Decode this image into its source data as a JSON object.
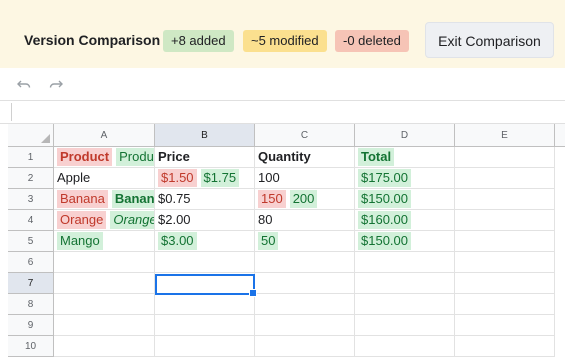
{
  "version_bar": {
    "title": "Version Comparison",
    "added_badge": "+8 added",
    "modified_badge": "~5 modified",
    "deleted_badge": "-0 deleted",
    "exit_button": "Exit Comparison"
  },
  "toolbar": {
    "undo_icon": "undo-icon",
    "redo_icon": "redo-icon"
  },
  "columns": [
    "A",
    "B",
    "C",
    "D",
    "E"
  ],
  "rows": [
    "1",
    "2",
    "3",
    "4",
    "5",
    "6",
    "7",
    "8",
    "9",
    "10"
  ],
  "cells": {
    "A1_old": "Product",
    "A1_new": "Produ",
    "B1": "Price",
    "C1": "Quantity",
    "D1": "Total",
    "A2": "Apple",
    "B2_old": "$1.50",
    "B2_new": "$1.75",
    "C2": "100",
    "D2": "$175.00",
    "A3_old": "Banana",
    "A3_new": "Banan",
    "B3": "$0.75",
    "C3_old": "150",
    "C3_new": "200",
    "D3": "$150.00",
    "A4_old": "Orange",
    "A4_new": "Orange",
    "B4": "$2.00",
    "C4": "80",
    "D4": "$160.00",
    "A5": "Mango",
    "B5": "$3.00",
    "C5": "50",
    "D5": "$150.00"
  },
  "colors": {
    "added_bg": "#d2f0da",
    "added_text": "#137333",
    "deleted_bg": "#f8d0d0",
    "deleted_text": "#c0392b",
    "modified_badge": "#fbe08f",
    "selection": "#1a73e8"
  }
}
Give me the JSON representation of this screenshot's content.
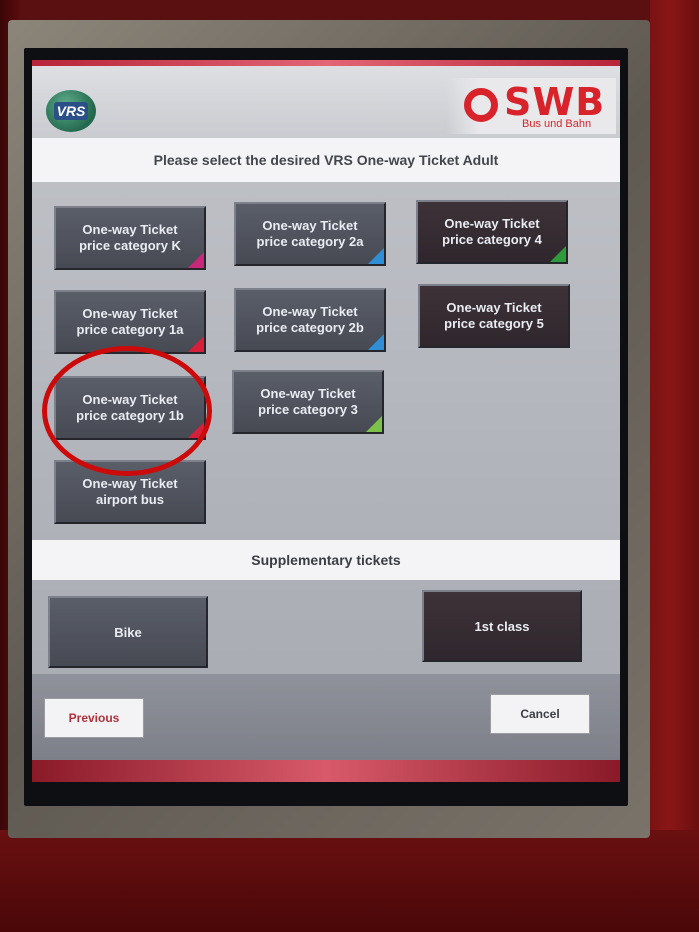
{
  "logos": {
    "vrs": "VRS",
    "swb": "SWB",
    "swb_sub": "Bus und Bahn"
  },
  "header": {
    "title": "Please select the desired VRS One-way Ticket Adult"
  },
  "tickets": [
    {
      "label": "One-way Ticket\nprice category K",
      "accent": "#c8287a"
    },
    {
      "label": "One-way Ticket\nprice category 1a",
      "accent": "#d61f3a"
    },
    {
      "label": "One-way Ticket\nprice category 1b",
      "accent": "#d61f3a"
    },
    {
      "label": "One-way Ticket\nairport bus",
      "accent": ""
    },
    {
      "label": "One-way Ticket\nprice category 2a",
      "accent": "#2e8fd6"
    },
    {
      "label": "One-way Ticket\nprice category 2b",
      "accent": "#2e8fd6"
    },
    {
      "label": "One-way Ticket\nprice category 3",
      "accent": "#7cc24a"
    },
    {
      "label": "One-way Ticket\nprice category 4",
      "accent": "#2e9a3c"
    },
    {
      "label": "One-way Ticket\nprice category 5",
      "accent": ""
    }
  ],
  "supplementary": {
    "title": "Supplementary tickets",
    "bike": "Bike",
    "first_class": "1st class"
  },
  "nav": {
    "previous": "Previous",
    "cancel": "Cancel"
  },
  "colors": {
    "highlight_circle": "#cc0a0a",
    "brand_red": "#d8232a",
    "previous_text": "#b0303a"
  }
}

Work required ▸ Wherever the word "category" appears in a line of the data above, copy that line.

The completed task ▸
      "label": "One-way Ticket\nprice category K",
      "label": "One-way Ticket\nprice category 1a",
      "label": "One-way Ticket\nprice category 1b",
      "label": "One-way Ticket\nprice category 2a",
      "label": "One-way Ticket\nprice category 2b",
      "label": "One-way Ticket\nprice category 3",
      "label": "One-way Ticket\nprice category 4",
      "label": "One-way Ticket\nprice category 5",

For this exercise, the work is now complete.